◆ INFORMATION:
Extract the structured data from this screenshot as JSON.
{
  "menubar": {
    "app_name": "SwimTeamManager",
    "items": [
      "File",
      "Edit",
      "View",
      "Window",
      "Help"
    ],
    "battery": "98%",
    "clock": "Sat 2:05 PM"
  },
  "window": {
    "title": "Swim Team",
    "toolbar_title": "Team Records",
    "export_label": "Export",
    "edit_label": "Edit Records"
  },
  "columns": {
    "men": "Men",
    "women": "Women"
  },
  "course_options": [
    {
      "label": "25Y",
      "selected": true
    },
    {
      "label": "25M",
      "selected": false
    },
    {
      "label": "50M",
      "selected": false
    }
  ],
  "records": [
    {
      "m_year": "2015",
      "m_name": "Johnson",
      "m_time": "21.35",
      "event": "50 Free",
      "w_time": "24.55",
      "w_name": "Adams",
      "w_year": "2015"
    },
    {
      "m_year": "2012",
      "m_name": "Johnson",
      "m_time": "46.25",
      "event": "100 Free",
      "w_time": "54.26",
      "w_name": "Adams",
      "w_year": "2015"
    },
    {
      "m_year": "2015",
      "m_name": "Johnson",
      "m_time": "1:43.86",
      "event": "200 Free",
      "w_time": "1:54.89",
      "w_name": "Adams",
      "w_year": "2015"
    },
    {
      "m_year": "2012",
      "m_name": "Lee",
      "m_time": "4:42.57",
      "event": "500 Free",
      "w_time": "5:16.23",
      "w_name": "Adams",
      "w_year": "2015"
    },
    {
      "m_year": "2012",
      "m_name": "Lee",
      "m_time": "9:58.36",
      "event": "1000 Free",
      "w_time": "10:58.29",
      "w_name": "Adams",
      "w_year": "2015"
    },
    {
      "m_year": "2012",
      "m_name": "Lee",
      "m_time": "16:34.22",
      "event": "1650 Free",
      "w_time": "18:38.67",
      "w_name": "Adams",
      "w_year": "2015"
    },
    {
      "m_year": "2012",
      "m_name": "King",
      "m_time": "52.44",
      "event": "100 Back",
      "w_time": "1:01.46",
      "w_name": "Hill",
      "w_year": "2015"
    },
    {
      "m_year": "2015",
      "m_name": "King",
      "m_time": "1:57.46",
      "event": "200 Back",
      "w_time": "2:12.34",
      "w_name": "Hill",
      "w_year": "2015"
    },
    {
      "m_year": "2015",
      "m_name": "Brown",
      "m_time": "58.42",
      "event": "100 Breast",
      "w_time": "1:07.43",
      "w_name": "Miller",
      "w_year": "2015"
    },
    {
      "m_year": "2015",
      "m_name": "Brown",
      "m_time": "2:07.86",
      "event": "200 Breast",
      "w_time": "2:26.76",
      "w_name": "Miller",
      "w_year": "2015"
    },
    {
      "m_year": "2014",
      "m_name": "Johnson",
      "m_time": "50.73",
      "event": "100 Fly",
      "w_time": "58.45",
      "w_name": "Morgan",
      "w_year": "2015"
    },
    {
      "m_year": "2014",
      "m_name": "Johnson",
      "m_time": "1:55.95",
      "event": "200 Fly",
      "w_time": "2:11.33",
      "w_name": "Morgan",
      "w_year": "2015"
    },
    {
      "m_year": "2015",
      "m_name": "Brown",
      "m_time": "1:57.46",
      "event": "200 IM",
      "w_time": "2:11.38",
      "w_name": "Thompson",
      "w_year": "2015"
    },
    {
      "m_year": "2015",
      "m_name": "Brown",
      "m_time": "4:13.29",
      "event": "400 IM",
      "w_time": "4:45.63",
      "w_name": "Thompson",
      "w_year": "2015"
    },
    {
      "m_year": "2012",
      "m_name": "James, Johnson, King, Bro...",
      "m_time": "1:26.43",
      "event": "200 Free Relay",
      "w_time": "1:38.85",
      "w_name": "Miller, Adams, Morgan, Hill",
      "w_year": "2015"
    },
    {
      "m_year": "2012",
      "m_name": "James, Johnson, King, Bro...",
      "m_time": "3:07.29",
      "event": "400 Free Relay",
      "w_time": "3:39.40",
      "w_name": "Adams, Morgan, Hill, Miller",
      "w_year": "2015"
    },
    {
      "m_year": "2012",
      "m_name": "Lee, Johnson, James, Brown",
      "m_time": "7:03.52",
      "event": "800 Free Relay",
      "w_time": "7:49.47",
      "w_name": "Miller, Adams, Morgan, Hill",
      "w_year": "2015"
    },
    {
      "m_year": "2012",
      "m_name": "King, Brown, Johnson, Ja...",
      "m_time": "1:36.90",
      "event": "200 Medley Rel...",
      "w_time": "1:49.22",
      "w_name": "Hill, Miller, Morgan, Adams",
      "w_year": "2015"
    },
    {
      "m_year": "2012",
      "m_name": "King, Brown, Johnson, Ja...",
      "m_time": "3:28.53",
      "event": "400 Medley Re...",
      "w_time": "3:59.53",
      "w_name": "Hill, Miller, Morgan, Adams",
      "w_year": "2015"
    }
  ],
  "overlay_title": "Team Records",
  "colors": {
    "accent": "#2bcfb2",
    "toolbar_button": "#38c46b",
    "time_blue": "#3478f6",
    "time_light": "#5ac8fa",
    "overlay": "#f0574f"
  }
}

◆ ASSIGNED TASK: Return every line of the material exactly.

◆ TASK ANSWER:
Extract the structured data from this screenshot as JSON.
{
  "menubar": {
    "app_name": "SwimTeamManager",
    "items": [
      "File",
      "Edit",
      "View",
      "Window",
      "Help"
    ],
    "battery": "98%",
    "clock": "Sat 2:05 PM"
  },
  "window": {
    "title": "Swim Team",
    "toolbar_title": "Team Records",
    "export_label": "Export",
    "edit_label": "Edit Records"
  },
  "columns": {
    "men": "Men",
    "women": "Women"
  },
  "course_options": [
    {
      "label": "25Y",
      "selected": true
    },
    {
      "label": "25M",
      "selected": false
    },
    {
      "label": "50M",
      "selected": false
    }
  ],
  "records": [
    {
      "m_year": "2015",
      "m_name": "Johnson",
      "m_time": "21.35",
      "event": "50 Free",
      "w_time": "24.55",
      "w_name": "Adams",
      "w_year": "2015"
    },
    {
      "m_year": "2012",
      "m_name": "Johnson",
      "m_time": "46.25",
      "event": "100 Free",
      "w_time": "54.26",
      "w_name": "Adams",
      "w_year": "2015"
    },
    {
      "m_year": "2015",
      "m_name": "Johnson",
      "m_time": "1:43.86",
      "event": "200 Free",
      "w_time": "1:54.89",
      "w_name": "Adams",
      "w_year": "2015"
    },
    {
      "m_year": "2012",
      "m_name": "Lee",
      "m_time": "4:42.57",
      "event": "500 Free",
      "w_time": "5:16.23",
      "w_name": "Adams",
      "w_year": "2015"
    },
    {
      "m_year": "2012",
      "m_name": "Lee",
      "m_time": "9:58.36",
      "event": "1000 Free",
      "w_time": "10:58.29",
      "w_name": "Adams",
      "w_year": "2015"
    },
    {
      "m_year": "2012",
      "m_name": "Lee",
      "m_time": "16:34.22",
      "event": "1650 Free",
      "w_time": "18:38.67",
      "w_name": "Adams",
      "w_year": "2015"
    },
    {
      "m_year": "2012",
      "m_name": "King",
      "m_time": "52.44",
      "event": "100 Back",
      "w_time": "1:01.46",
      "w_name": "Hill",
      "w_year": "2015"
    },
    {
      "m_year": "2015",
      "m_name": "King",
      "m_time": "1:57.46",
      "event": "200 Back",
      "w_time": "2:12.34",
      "w_name": "Hill",
      "w_year": "2015"
    },
    {
      "m_year": "2015",
      "m_name": "Brown",
      "m_time": "58.42",
      "event": "100 Breast",
      "w_time": "1:07.43",
      "w_name": "Miller",
      "w_year": "2015"
    },
    {
      "m_year": "2015",
      "m_name": "Brown",
      "m_time": "2:07.86",
      "event": "200 Breast",
      "w_time": "2:26.76",
      "w_name": "Miller",
      "w_year": "2015"
    },
    {
      "m_year": "2014",
      "m_name": "Johnson",
      "m_time": "50.73",
      "event": "100 Fly",
      "w_time": "58.45",
      "w_name": "Morgan",
      "w_year": "2015"
    },
    {
      "m_year": "2014",
      "m_name": "Johnson",
      "m_time": "1:55.95",
      "event": "200 Fly",
      "w_time": "2:11.33",
      "w_name": "Morgan",
      "w_year": "2015"
    },
    {
      "m_year": "2015",
      "m_name": "Brown",
      "m_time": "1:57.46",
      "event": "200 IM",
      "w_time": "2:11.38",
      "w_name": "Thompson",
      "w_year": "2015"
    },
    {
      "m_year": "2015",
      "m_name": "Brown",
      "m_time": "4:13.29",
      "event": "400 IM",
      "w_time": "4:45.63",
      "w_name": "Thompson",
      "w_year": "2015"
    },
    {
      "m_year": "2012",
      "m_name": "James, Johnson, King, Bro...",
      "m_time": "1:26.43",
      "event": "200 Free Relay",
      "w_time": "1:38.85",
      "w_name": "Miller, Adams, Morgan, Hill",
      "w_year": "2015"
    },
    {
      "m_year": "2012",
      "m_name": "James, Johnson, King, Bro...",
      "m_time": "3:07.29",
      "event": "400 Free Relay",
      "w_time": "3:39.40",
      "w_name": "Adams, Morgan, Hill, Miller",
      "w_year": "2015"
    },
    {
      "m_year": "2012",
      "m_name": "Lee, Johnson, James, Brown",
      "m_time": "7:03.52",
      "event": "800 Free Relay",
      "w_time": "7:49.47",
      "w_name": "Miller, Adams, Morgan, Hill",
      "w_year": "2015"
    },
    {
      "m_year": "2012",
      "m_name": "King, Brown, Johnson, Ja...",
      "m_time": "1:36.90",
      "event": "200 Medley Rel...",
      "w_time": "1:49.22",
      "w_name": "Hill, Miller, Morgan, Adams",
      "w_year": "2015"
    },
    {
      "m_year": "2012",
      "m_name": "King, Brown, Johnson, Ja...",
      "m_time": "3:28.53",
      "event": "400 Medley Re...",
      "w_time": "3:59.53",
      "w_name": "Hill, Miller, Morgan, Adams",
      "w_year": "2015"
    }
  ],
  "overlay_title": "Team Records",
  "colors": {
    "accent": "#2bcfb2",
    "toolbar_button": "#38c46b",
    "time_blue": "#3478f6",
    "time_light": "#5ac8fa",
    "overlay": "#f0574f"
  }
}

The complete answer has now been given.